### DATA SUPPLIED ###

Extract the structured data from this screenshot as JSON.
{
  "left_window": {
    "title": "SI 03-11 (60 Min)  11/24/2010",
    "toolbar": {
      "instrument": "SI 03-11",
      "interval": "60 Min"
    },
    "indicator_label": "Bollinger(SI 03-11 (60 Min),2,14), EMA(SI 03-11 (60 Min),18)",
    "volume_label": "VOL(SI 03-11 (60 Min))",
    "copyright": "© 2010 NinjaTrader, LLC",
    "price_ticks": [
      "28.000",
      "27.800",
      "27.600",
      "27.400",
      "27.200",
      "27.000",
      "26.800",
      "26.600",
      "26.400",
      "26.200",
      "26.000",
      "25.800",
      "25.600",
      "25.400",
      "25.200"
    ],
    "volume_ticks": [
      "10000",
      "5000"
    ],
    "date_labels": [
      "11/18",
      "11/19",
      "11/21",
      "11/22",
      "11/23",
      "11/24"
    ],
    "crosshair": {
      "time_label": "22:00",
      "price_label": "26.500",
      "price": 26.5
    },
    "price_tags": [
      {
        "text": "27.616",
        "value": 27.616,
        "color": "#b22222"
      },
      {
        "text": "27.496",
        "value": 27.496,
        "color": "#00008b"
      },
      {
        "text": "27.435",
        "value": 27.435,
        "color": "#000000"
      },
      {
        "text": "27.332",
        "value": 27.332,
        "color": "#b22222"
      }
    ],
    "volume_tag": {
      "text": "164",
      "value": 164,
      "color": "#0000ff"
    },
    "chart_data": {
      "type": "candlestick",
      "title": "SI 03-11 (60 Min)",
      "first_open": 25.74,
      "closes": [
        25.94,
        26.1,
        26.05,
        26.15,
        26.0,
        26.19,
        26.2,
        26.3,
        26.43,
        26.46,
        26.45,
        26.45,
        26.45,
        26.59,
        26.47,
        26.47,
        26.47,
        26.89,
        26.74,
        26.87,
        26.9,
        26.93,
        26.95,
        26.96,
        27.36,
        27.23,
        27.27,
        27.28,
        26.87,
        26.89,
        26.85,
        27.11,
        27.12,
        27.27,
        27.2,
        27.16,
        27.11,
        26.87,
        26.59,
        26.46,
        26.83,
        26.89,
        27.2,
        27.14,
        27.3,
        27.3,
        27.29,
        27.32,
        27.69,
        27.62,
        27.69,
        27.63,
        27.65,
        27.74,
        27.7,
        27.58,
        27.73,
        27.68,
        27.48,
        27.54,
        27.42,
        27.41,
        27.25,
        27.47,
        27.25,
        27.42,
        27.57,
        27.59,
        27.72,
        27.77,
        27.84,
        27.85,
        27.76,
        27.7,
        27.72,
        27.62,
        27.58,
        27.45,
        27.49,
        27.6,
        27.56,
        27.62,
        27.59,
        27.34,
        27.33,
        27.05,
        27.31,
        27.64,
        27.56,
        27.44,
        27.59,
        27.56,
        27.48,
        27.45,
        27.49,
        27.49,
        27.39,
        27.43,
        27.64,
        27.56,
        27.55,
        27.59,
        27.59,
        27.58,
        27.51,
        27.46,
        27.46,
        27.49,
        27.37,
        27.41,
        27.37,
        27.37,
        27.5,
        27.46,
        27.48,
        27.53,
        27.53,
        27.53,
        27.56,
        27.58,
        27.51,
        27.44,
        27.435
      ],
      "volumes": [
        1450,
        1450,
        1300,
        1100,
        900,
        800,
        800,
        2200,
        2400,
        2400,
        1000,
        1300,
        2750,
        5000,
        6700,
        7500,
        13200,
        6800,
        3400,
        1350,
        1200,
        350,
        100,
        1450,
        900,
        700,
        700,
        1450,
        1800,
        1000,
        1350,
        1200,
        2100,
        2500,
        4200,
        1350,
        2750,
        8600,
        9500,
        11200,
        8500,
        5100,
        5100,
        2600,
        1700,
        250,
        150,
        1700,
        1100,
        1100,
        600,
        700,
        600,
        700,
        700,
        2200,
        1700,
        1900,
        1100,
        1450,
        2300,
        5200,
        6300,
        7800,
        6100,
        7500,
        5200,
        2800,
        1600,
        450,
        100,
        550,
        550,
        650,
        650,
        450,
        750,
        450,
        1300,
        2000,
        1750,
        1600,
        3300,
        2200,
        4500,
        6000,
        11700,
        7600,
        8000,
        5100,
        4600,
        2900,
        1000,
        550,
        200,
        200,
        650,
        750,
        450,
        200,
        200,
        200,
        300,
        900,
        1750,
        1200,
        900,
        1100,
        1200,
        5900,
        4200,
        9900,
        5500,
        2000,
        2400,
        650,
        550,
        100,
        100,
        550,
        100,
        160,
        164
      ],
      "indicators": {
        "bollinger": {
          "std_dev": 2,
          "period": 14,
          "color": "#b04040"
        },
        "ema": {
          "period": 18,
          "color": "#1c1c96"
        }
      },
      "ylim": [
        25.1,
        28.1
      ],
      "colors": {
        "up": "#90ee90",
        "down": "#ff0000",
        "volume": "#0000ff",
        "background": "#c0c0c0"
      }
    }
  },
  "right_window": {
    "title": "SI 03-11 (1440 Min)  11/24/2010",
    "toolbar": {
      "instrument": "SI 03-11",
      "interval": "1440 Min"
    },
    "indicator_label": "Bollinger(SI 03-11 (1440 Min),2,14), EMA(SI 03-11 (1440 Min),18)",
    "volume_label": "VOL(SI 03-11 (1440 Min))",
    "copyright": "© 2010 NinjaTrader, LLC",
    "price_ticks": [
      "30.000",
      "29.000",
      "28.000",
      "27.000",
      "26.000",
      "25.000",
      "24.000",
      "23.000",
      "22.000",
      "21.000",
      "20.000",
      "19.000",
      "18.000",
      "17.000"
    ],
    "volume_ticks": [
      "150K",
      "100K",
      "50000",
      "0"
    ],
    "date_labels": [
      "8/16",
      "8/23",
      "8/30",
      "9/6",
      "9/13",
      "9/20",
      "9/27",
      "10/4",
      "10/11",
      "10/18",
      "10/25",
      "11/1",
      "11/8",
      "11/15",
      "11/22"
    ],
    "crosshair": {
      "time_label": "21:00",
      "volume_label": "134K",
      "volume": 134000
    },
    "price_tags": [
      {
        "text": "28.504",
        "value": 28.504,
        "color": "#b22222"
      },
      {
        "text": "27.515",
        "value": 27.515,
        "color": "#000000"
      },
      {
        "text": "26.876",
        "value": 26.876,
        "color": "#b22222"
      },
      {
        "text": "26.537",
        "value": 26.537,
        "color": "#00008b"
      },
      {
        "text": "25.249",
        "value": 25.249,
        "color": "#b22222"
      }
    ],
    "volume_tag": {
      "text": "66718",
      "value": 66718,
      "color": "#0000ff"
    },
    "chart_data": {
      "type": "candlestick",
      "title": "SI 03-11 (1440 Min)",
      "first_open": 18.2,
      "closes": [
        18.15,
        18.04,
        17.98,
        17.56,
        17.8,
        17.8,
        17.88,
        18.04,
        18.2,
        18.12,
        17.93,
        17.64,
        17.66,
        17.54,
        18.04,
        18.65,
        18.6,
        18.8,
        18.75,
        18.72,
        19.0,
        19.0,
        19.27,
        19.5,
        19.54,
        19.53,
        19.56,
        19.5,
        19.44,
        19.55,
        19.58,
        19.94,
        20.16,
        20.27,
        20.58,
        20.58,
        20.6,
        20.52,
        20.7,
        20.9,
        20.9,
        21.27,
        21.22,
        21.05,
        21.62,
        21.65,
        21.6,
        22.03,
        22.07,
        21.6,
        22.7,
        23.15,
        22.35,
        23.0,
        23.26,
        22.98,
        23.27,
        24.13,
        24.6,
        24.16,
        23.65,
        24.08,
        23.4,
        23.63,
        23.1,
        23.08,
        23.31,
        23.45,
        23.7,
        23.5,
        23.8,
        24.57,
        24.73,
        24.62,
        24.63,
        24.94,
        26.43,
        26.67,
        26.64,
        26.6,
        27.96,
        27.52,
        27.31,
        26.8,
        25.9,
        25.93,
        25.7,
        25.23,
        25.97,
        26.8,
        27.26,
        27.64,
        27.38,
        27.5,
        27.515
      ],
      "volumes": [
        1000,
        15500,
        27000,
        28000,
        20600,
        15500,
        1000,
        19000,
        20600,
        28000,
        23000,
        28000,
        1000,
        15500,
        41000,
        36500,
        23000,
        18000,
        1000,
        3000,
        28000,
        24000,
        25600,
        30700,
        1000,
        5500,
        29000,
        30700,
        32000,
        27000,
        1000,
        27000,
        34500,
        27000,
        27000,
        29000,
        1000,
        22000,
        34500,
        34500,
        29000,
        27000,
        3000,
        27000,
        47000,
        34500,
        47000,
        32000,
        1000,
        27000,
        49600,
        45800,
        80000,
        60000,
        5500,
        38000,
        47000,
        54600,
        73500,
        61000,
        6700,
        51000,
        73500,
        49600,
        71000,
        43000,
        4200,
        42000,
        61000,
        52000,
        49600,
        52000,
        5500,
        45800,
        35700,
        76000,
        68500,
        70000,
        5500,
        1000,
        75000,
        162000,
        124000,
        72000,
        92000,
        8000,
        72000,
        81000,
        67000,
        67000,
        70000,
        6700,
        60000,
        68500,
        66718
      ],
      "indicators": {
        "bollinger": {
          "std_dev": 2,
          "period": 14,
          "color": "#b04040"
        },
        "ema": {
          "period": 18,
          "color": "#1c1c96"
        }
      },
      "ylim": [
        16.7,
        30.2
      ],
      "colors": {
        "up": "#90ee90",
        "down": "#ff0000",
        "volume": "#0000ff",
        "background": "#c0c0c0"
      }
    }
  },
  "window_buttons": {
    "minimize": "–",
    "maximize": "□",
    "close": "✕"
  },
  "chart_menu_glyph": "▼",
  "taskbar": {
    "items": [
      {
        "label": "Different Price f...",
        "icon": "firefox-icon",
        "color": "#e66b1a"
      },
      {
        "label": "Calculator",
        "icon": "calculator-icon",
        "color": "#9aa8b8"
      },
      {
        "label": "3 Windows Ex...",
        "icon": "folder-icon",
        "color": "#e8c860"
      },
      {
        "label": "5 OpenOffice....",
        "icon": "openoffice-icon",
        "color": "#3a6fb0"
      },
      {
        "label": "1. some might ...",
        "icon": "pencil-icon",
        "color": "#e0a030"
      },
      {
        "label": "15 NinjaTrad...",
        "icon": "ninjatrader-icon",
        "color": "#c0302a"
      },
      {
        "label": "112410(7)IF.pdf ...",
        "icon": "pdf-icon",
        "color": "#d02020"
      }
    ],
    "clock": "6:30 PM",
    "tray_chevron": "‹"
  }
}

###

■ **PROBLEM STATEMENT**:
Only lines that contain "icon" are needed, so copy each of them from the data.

■ **REPLY**:
        "icon": "firefox-icon",
        "icon": "calculator-icon",
        "icon": "folder-icon",
        "icon": "openoffice-icon",
        "icon": "pencil-icon",
        "icon": "ninjatrader-icon",
        "icon": "pdf-icon",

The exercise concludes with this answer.